Finding our spiritual identity, "Knowing Thy Self," is not a concept at the forefront of the world's mind. With knowledge so readily available, people fill themselves up with knowledge about so many things, things largely external to themselves. The pursuit of knowledge is wonderful and important, but is often done to the exclusion of knowing ourselves. This is why we have religion as a balancing force; Hinduism reminds us to "Know Thy Self."
These days knowledge is so readily available. If you want to know about anything you search on Google and you find out about it. There is a mass of knowledge that is so available and so fascinating.

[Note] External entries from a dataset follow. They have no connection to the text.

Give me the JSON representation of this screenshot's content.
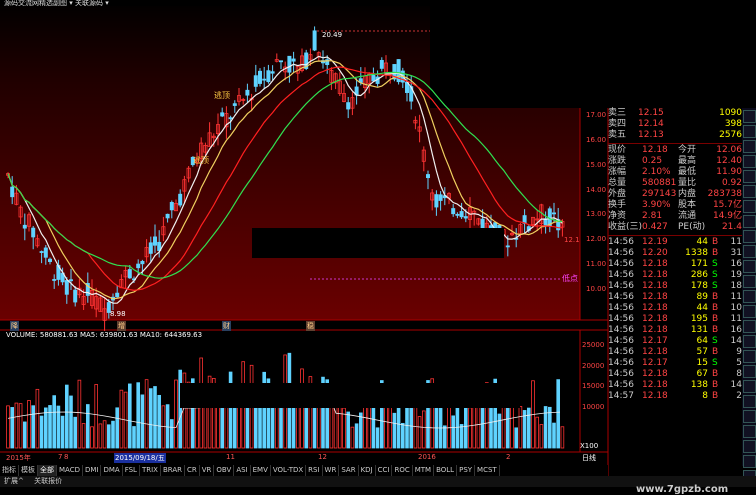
{
  "title_bar": {
    "text": "源码交流网精选副图 ▾ 关联源码 ▾"
  },
  "chart": {
    "price_labels": [
      "17.00",
      "16.00",
      "15.00",
      "14.00",
      "13.00",
      "12.00",
      "11.00",
      "10.00"
    ],
    "volume_labels": [
      "25000",
      "20000",
      "15000",
      "10000"
    ],
    "volume_multiplier": "X100",
    "high_label": "20.49",
    "low_label": "8.98",
    "current_price_tag": "12.1",
    "annotations": [
      "逃顶",
      "逃顶",
      "低点"
    ],
    "indicator_row": [
      "降",
      "增",
      "财",
      "稳"
    ],
    "volume_title": "VOLUME: 580881.63  MA5: 639801.63  MA10: 644369.63",
    "date_axis": [
      "2015年",
      "7",
      "8",
      "2015/09/18/五",
      "11",
      "12",
      "2016",
      "2"
    ],
    "zoom_label": "日线",
    "colors": {
      "up": "#ff3333",
      "down": "#5fd3ff",
      "ma5": "#f0f0f0",
      "ma10": "#f0d060",
      "ma20": "#ff2020",
      "ma30": "#30e050",
      "bg_top": "#000000",
      "bg_bottom": "#6a0000"
    }
  },
  "quote_panel": {
    "orders": [
      {
        "label": "卖三",
        "price": "12.15",
        "vol": "1090"
      },
      {
        "label": "卖四",
        "price": "12.14",
        "vol": "398"
      },
      {
        "label": "卖五",
        "price": "12.13",
        "vol": "2576"
      }
    ],
    "stats": [
      {
        "l1": "现价",
        "v1": "12.18",
        "l2": "今开",
        "v2": "12.06"
      },
      {
        "l1": "涨跌",
        "v1": "0.25",
        "l2": "最高",
        "v2": "12.40"
      },
      {
        "l1": "涨幅",
        "v1": "2.10%",
        "l2": "最低",
        "v2": "11.90"
      },
      {
        "l1": "总量",
        "v1": "580881",
        "l2": "量比",
        "v2": "0.92"
      },
      {
        "l1": "外盘",
        "v1": "297143",
        "l2": "内盘",
        "v2": "283738"
      },
      {
        "l1": "换手",
        "v1": "3.90%",
        "l2": "股本",
        "v2": "15.7亿"
      },
      {
        "l1": "净资",
        "v1": "2.81",
        "l2": "流通",
        "v2": "14.9亿"
      },
      {
        "l1": "收益(三)",
        "v1": "0.427",
        "l2": "PE(动)",
        "v2": "21.4"
      }
    ],
    "ticks": [
      {
        "t": "14:56",
        "p": "12.19",
        "v": "44",
        "s": "B",
        "n": "11"
      },
      {
        "t": "14:56",
        "p": "12.20",
        "v": "1338",
        "s": "B",
        "n": "31"
      },
      {
        "t": "14:56",
        "p": "12.18",
        "v": "171",
        "s": "S",
        "n": "16"
      },
      {
        "t": "14:56",
        "p": "12.18",
        "v": "286",
        "s": "S",
        "n": "19"
      },
      {
        "t": "14:56",
        "p": "12.18",
        "v": "178",
        "s": "S",
        "n": "18"
      },
      {
        "t": "14:56",
        "p": "12.18",
        "v": "89",
        "s": "B",
        "n": "11"
      },
      {
        "t": "14:56",
        "p": "12.18",
        "v": "44",
        "s": "B",
        "n": "10"
      },
      {
        "t": "14:56",
        "p": "12.18",
        "v": "195",
        "s": "B",
        "n": "11"
      },
      {
        "t": "14:56",
        "p": "12.18",
        "v": "131",
        "s": "B",
        "n": "16"
      },
      {
        "t": "14:56",
        "p": "12.17",
        "v": "64",
        "s": "S",
        "n": "14"
      },
      {
        "t": "14:56",
        "p": "12.18",
        "v": "57",
        "s": "B",
        "n": "9"
      },
      {
        "t": "14:56",
        "p": "12.17",
        "v": "15",
        "s": "S",
        "n": "5"
      },
      {
        "t": "14:56",
        "p": "12.18",
        "v": "67",
        "s": "B",
        "n": "8"
      },
      {
        "t": "14:56",
        "p": "12.18",
        "v": "138",
        "s": "B",
        "n": "14"
      },
      {
        "t": "14:57",
        "p": "12.18",
        "v": "8",
        "s": "B",
        "n": "2"
      }
    ]
  },
  "tabs": [
    "指标",
    "模板",
    "全部",
    "MACD",
    "DMI",
    "DMA",
    "FSL",
    "TRIX",
    "BRAR",
    "CR",
    "VR",
    "OBV",
    "ASI",
    "EMV",
    "VOL-TDX",
    "RSI",
    "WR",
    "SAR",
    "KDJ",
    "CCI",
    "ROC",
    "MTM",
    "BOLL",
    "PSY",
    "MCST"
  ],
  "active_tab": "全部",
  "bottom_bar": {
    "left": "扩展^",
    "right": "关联报价"
  },
  "watermark": "www.7gpzb.com",
  "right_toolbar": [
    "icon-1",
    "icon-2",
    "icon-3",
    "icon-4",
    "icon-5",
    "icon-6",
    "icon-7",
    "icon-8",
    "icon-9",
    "icon-10",
    "icon-11",
    "icon-12",
    "icon-13",
    "icon-14",
    "icon-15",
    "icon-16",
    "icon-17",
    "icon-18",
    "icon-19",
    "icon-20",
    "icon-21",
    "icon-22",
    "icon-23",
    "icon-24",
    "icon-25"
  ]
}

A good example of knowledge is, we saw on television the other night, the doctors were saying, "More than half my patients come in having diagnosed themselves and tell me what is wrong with them. They don't tell the symptoms, they tell the disease. "I am suffering from this disease, cure me". It used to be you would come in and say my hand hurts, my head hurts but these days there is so much knowledge out there that people will look up the symptoms on the web and figure out what is wrong with themselves. At least, they think they do."
They go in and tell the doctor, "I am suffering from this disease. Please cure me."
Why do I say that? Well, it shows how much knowledge there is and how we fill ourselves up with all this knowledge. Which is okay, but sometimes it is to the exclusion of knowing ourselves. "Know Thy Self," one of Yogaswami's mahavakayams - Thannai Ari. "My Guru made me to know myself." Engal gurunathan, the first line.
Sometimes in these days, it is so easy and education reinforces it. We are spending all our time learning about what is outside of ourselves. We are learning about knowledge and it is so ramified, it takes up the whole day. We know about everything. We know about health. We know about astronomy. We know about politics. We know about economics. We know about investments. We know about all kinds of things but we don't know about ourself. Because, no one is encouraging that. They don't encourage that in school. They don't encourage that on television. They don't encourage that in movies. If they are encouraging learning, they are encouraging learning about something external to yourself.
That is where religion is a balancing force. That is where Hinduism gives us wonderful direction, it reminds us "Know Thy Self." Look within and find our spiritual identity, find our soul. Look within the soul and find God. So that is knowing our Self, knowing our spiritual identity.
As Gurudeva says so beautifully and one of the reasons he was loved by so many, "You are a spiritual being, live a spiritual life." He just exuded that sense. People that were open to him felt that, "Here is a man that looks at himself as a spiritual being and just by his mere presence encourages me to be the same."
Isn't that wonderful? A really unique quality. So many people on the island here have shrines to Gurudeva. You know, they are Catholics, most of them but they come in and tell you about their Guru shrine. "I have a picture of Gurudeva here in my home and everyday I stop at the picture and share my life with Gurudeva." ... and so forth. It shows how much he touched them. And why? Because of his quality of being a spiritual being and encouraging them to be one and encouraging them to do their best and so forth ...
It is part of a new cult on the island, the Gurudeva cult! Very nice, very wholesome because it is encouraging them and they are finding strength to be of more service in many instances. They looked at Gurudeva as an example of someone who was really selfless and loved to help other people. So they find strength in their own life to do more service to others through their ties with Gurudeva.
So, we are going to have a wonderful week together, culminating in our Mahasivaratri evening.
Have a wonderful day. Aum Namah Sivaya!